[Component data from apps and pages]
-- -- --

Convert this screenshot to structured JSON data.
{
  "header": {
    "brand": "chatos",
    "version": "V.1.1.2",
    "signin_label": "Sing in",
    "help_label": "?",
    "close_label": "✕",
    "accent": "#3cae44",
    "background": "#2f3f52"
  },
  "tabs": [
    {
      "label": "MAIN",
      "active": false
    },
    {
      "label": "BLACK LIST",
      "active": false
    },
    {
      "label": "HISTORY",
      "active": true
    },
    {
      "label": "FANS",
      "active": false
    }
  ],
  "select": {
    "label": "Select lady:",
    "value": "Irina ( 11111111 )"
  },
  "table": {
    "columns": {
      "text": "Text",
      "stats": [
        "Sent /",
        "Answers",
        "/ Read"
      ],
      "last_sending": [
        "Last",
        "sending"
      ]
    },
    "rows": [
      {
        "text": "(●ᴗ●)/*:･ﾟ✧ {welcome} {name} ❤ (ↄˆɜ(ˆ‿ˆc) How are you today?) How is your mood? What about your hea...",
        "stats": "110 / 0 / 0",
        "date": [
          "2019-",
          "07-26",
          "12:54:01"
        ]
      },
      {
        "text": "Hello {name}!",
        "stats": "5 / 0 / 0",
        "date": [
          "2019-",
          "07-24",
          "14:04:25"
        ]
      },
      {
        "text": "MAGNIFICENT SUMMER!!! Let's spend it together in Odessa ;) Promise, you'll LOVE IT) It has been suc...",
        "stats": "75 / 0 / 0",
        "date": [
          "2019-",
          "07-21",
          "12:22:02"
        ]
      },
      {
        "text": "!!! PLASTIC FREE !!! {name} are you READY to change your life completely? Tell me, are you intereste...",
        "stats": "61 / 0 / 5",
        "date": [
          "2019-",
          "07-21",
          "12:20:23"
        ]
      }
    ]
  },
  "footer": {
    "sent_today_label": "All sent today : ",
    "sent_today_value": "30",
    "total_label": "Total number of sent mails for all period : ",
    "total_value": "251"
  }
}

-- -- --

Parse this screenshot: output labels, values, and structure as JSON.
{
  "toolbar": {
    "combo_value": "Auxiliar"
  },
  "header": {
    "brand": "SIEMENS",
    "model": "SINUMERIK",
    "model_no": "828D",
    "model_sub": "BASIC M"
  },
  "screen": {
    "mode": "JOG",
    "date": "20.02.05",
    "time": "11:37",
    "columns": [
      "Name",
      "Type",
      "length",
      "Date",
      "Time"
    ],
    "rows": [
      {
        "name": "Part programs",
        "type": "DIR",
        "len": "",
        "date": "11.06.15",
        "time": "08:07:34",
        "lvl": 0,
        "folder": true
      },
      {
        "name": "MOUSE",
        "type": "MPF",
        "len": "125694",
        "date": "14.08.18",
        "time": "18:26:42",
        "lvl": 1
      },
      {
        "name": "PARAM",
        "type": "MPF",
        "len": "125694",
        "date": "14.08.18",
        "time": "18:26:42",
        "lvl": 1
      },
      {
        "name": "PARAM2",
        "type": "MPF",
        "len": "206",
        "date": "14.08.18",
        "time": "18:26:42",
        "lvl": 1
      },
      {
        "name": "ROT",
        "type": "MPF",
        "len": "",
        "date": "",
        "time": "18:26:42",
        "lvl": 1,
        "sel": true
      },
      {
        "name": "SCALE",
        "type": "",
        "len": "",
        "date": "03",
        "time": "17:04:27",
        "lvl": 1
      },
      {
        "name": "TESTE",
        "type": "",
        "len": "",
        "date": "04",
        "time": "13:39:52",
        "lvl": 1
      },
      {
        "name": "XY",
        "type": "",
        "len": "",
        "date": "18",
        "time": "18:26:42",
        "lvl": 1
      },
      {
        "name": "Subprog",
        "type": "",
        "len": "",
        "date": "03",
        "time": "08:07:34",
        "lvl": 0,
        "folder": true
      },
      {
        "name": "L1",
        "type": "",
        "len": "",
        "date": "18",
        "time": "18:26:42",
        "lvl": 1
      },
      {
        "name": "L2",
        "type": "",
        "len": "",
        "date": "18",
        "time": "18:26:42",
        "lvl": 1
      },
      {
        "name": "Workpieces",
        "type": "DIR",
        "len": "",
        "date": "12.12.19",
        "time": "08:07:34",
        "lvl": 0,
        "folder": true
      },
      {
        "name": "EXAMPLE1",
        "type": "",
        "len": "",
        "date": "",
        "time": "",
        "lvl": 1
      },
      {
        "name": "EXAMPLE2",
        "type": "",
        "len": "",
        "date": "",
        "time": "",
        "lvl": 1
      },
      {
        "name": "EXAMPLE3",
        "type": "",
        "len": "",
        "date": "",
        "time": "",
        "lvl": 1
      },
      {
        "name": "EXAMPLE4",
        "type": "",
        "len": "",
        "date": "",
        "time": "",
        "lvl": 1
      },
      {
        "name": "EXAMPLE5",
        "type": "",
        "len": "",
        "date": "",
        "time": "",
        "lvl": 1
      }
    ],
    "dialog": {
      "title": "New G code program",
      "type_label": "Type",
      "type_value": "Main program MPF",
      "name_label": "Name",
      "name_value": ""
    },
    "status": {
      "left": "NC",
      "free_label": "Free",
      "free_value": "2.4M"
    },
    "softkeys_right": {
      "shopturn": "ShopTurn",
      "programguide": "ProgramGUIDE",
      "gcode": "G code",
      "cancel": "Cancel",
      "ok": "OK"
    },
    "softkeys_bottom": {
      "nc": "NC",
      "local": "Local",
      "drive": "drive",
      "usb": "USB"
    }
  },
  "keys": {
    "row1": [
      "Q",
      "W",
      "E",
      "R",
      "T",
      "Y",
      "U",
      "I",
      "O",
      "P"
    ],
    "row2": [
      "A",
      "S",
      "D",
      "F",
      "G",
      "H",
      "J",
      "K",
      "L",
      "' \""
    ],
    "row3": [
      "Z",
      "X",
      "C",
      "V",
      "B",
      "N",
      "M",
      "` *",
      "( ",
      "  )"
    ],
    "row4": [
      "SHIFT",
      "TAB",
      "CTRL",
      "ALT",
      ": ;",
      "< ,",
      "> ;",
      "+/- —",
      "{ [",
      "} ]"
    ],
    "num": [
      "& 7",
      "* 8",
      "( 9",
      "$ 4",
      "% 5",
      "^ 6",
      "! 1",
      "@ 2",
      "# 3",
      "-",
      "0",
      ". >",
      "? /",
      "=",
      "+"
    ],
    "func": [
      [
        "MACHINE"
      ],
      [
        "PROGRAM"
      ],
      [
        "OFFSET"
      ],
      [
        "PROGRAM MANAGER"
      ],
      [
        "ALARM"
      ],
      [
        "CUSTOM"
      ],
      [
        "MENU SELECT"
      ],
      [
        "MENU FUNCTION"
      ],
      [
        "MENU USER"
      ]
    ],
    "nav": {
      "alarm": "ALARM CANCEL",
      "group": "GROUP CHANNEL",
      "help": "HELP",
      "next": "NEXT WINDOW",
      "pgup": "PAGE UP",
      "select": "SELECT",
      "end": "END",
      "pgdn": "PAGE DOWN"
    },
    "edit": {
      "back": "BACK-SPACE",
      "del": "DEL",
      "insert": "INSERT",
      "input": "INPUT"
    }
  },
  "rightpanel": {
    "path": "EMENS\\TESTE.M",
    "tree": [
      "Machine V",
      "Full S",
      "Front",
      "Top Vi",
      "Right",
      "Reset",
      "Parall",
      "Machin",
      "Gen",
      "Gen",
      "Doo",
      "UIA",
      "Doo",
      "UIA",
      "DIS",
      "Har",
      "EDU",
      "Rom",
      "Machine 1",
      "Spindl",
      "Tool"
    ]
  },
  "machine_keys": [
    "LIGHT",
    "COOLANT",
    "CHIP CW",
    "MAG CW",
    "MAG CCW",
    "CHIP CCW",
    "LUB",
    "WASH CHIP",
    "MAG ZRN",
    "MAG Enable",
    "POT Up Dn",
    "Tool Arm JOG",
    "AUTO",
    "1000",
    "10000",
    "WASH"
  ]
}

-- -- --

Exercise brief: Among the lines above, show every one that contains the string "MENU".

Response:
        "MENU SELECT"
        "MENU FUNCTION"
        "MENU USER"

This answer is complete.